Just look at his post recently quoted here, which said that way oil was the worst thing a home shop person could use on their machine... that it would wear out the machine.

Obviously there were a number of assumptions made in that answer, which are likely to be dead wrong in many, or even most cases... So that other post can and probably SHOULD be totally ignored as BS.

You must "filter" all of Teenut's posts, and indeed all of OUR posts also. Everyone is making an assumption, and it may be wrong for you.

Some posts are just wrong anyway. This is the internet..........

01-01-2009, 11:46 AM
You must "filter" all of Teenut's posts, and indeed all of OUR posts also. Everyone is making an assumption, and it may be wrong for you.

Some posts are just wrong anyway. This is the internet..........

"Teenut" (Robert Bastow) is the same guy who posted that a Home Shop Machinist should absolutely, positively not use way oil on his machines. :D

J Tiers
01-01-2009, 11:49 AM
* That other point...... Teenut seems to have been very opinionated.... and made a lot of assumptions which are "included in" his posts and answers....

Just look at his post recently quoted here, which said that way oil was the worst thing a home shop person could use on their machine... that it would wear out the machine.


01-01-2009, 11:52 AM
Sorry Jerry! I'm running around my office trying to keep my 15 month old from putting coolant fixtures in his mouth :)

01-01-2009, 02:16 PM
* That other point...... Teenut seems to have been very opinionated.... and made a lot of assumptions which are "included in" his posts and answers....

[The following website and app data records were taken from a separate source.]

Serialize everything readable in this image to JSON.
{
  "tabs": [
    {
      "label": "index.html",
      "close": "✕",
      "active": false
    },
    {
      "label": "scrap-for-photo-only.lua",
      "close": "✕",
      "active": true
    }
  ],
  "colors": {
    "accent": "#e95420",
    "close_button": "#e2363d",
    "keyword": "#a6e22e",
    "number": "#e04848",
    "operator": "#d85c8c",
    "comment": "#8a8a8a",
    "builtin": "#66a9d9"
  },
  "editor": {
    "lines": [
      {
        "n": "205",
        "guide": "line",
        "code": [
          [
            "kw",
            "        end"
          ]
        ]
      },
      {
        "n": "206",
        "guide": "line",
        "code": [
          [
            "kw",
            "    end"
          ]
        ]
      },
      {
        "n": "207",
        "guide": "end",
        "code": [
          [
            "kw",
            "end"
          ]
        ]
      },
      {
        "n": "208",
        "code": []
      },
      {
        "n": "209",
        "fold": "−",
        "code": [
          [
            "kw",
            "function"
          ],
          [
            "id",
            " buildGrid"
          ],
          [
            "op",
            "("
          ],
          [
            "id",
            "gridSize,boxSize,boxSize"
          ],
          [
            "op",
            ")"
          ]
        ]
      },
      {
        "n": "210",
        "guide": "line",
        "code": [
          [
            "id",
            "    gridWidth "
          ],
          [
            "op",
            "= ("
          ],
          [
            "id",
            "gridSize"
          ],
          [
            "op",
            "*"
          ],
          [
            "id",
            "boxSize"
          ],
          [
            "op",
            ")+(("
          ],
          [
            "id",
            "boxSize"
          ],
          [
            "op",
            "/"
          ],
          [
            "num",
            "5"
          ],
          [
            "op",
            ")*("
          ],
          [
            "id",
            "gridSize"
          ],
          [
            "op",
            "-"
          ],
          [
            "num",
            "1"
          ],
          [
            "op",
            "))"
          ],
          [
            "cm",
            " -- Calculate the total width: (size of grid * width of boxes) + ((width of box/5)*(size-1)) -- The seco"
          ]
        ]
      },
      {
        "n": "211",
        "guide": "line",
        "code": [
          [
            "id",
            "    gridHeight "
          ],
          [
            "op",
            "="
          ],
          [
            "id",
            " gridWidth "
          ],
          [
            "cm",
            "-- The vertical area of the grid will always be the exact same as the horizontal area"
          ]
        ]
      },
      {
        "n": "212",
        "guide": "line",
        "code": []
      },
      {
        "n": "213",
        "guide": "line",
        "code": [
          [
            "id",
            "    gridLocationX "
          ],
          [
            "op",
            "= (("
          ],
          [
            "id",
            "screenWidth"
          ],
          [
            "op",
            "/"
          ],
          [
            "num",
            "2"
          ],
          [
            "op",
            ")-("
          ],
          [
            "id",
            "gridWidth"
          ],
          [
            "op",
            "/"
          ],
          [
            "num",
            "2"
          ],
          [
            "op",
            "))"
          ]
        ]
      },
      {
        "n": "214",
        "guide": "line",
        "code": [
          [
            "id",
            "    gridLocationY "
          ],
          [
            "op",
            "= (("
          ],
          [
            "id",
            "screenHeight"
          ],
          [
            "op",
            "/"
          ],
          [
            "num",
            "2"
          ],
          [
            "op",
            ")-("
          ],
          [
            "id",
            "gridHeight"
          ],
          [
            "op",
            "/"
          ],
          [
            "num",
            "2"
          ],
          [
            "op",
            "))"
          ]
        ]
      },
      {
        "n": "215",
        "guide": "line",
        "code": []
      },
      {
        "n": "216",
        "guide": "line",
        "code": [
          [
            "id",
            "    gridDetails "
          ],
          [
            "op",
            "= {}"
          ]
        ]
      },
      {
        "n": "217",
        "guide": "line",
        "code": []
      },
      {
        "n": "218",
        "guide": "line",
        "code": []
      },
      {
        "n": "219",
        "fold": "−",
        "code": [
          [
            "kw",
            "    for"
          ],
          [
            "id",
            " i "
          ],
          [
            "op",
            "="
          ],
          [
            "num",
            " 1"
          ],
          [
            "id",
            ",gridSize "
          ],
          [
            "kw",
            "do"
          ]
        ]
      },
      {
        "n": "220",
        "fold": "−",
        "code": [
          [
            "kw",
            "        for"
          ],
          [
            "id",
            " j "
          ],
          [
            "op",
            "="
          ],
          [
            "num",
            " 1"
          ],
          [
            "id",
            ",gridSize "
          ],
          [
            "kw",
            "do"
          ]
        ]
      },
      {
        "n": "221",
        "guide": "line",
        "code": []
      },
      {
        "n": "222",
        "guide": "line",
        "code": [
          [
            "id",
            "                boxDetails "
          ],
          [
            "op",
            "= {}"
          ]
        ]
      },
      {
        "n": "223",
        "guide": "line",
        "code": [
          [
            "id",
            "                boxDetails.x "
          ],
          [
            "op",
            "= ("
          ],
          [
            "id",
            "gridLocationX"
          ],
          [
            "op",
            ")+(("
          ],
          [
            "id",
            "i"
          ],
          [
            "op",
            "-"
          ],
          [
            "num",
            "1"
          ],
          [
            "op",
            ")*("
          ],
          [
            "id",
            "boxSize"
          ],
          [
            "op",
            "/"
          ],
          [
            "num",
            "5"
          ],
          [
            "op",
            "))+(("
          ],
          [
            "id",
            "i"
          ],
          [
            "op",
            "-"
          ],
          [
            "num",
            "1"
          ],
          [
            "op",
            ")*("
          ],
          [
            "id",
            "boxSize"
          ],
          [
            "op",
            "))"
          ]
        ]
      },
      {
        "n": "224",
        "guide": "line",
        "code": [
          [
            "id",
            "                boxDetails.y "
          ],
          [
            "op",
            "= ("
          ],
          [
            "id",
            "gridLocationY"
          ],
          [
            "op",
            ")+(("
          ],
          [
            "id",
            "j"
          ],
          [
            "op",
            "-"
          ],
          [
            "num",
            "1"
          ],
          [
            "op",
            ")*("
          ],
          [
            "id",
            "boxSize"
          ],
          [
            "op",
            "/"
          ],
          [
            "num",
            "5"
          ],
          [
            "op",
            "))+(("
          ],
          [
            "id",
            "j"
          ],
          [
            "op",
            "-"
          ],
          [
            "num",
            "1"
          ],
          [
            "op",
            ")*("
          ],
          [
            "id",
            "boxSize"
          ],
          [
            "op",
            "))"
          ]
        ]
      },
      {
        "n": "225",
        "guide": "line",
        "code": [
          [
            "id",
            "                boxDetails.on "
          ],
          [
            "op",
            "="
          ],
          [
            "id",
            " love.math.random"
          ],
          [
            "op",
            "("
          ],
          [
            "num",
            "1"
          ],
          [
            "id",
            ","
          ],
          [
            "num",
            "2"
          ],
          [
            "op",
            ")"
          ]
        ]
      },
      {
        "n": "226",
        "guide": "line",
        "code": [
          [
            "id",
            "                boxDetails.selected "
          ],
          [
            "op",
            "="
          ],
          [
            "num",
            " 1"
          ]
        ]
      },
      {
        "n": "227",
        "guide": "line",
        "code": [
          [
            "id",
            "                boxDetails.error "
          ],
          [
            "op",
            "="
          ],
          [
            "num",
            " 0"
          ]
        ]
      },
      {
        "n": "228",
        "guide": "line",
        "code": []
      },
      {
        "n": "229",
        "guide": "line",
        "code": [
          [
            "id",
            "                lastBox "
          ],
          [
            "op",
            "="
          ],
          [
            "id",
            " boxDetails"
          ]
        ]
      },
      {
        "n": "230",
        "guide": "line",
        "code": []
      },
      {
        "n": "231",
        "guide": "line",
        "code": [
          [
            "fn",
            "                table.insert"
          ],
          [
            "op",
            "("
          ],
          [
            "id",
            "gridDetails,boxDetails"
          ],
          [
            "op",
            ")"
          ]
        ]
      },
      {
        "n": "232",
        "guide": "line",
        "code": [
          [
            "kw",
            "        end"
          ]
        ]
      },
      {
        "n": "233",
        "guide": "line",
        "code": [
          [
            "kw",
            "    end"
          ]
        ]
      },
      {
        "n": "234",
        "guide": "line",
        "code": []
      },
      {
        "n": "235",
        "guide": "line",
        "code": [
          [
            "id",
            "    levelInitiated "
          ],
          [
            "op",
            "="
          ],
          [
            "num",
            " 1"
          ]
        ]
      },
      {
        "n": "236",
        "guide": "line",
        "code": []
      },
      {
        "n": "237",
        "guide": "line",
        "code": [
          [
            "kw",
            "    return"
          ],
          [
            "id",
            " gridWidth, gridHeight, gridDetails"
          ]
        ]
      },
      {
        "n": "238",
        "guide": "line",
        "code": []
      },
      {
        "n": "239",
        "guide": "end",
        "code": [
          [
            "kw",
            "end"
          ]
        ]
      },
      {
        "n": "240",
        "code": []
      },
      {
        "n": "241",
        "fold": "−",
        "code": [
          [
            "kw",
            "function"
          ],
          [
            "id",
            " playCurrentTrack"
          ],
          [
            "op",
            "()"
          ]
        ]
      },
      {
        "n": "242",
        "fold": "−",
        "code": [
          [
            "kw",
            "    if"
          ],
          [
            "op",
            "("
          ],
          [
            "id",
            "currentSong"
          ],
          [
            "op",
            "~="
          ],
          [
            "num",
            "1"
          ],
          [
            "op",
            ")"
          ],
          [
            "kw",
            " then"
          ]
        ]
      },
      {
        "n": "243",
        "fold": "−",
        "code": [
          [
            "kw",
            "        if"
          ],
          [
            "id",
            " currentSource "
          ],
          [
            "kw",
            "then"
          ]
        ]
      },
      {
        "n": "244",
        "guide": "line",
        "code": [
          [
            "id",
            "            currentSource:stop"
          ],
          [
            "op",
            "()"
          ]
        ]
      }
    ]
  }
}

That is a bit of an understatement! Teenut WAS very opinionated, and was quite aware of and almost proud of that fact. He did have something to say about most topics, but was a good guy that loved a debate.

For any that do not know, he was a very prolific poster on the rec.crafts.metalworking usenet group, before it got overrun by morons. He died from a bout with cancer a few years back. There are still a group of guys there that hoist a glass of the beverage of their choice on the anniversary of his death each January 11, at 9:15PM(EST), in remembrance.